For her series on plastic surgery, Hershman visited a doctor and photographed the preparatory felt-tip drawings he made on her face. They detailed what would be nipped and tucked – and to what effect. But instead of representing that information point-blank, she re-created the would-be procedure expressionistically, with swatches and daubs of paint smattered on the photographs, hinting at the immediate aftermath. She also placed snippets of the dialog between herself and the surgeon across the photos, along with her own apprehensions, rendering both in the psycho-scrawl mode of ransom notes. The results are dramatic, and not because of graphic details, which are mostly withheld, but because the pictures warn us away from the lure of fabricated beauty and its close cousin, self-loathing. The latter comes at us full-strength in I am Not Me, a picture with the words carved into the artist’s skin in the manner of self-mutilating adolescent females.
Sugar — a big topic these days, what with Michael Bloomberg fighting high-fructose soft drinks — gets a somewhat didactic treatment. Hershman Leeson stages photos of overweight people eating junk food next to a list of “bullet points” linking sugar production in the Americas to the slave trade.
While it’s instructive to revisit sugar’s history, expecting the presentation of such facts to alter behavior is like asking people to abandon their homes because natives once occupied the land underneath them. Still, it’s worth noting two details in the photo called Family Portrait into which the artist inserts, with perfect perspectival accuracy, a fake mirrored reflection of the group and a mock “before” and “after” weight loss shot, done in the style of Richard Avedon. The latter injects a note of sly satire, reminding us of the gap between knowledge and behavior.
The series on iPhones issues a more direct appeal. Like sugar, that little buzz in your pocket each time a new email or text message arrives, triggers nerve impulses that scientists have linked to the same feeling of well-being we get from hugs. Small wonder we’re addicted. Yet for all the love smart phones dispense they also exact a price by fomenting the illusion that you can be everywhere all at once. Using photos of the devices into which she inserts images of her face — fractured as if struck by lightning or broken glass — Hershman mines that nugget of implausibility for all it’s worth, reducing a complex issue to splitting headache – which seems about right.
Anyone who’s half awake can see the point at which these addictions converge. Love, hunger, instant gratification and immortality are what our consumer culture uses to seduce even the smartest among us into irrational, self-defeating behavior. That is the territory Hershman Leesen has been navigating all along and will likely continue traveling as long as the conditions she describes persist.
–DAVID M. ROTH
Lynn Hershman Leeson, “Present” Tense” @ Gallery Paule Anglim through April 6, 2013.
Note: This exhibition overlaps with SFMOMA’s presentation, starting March 30, of Lynn Hershman Leeson’s AI-based interactive website, Agent Ruby (1999-2002). It’s an online chat room.
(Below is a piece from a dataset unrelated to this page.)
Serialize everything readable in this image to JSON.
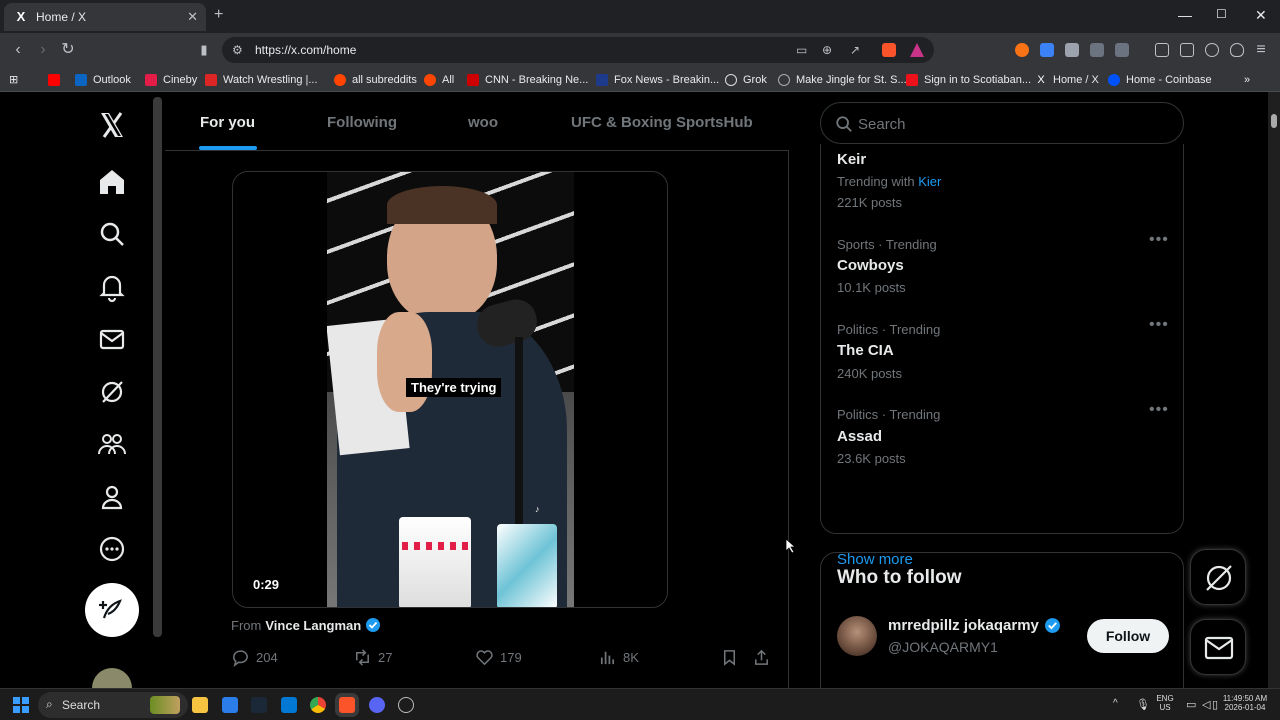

Included will be printed archives of past “conversations” as well as a kiosk allowing interaction. Ruby’s machine-generated responses are disarmingly clever and eerily human, but not always completely so. Point that out and Ruby issues a convincing pledge to do better, which in turn sets up a shifting internal dialog between credulity and doubt. Warning: This game of matching wits against a machine can be addictive.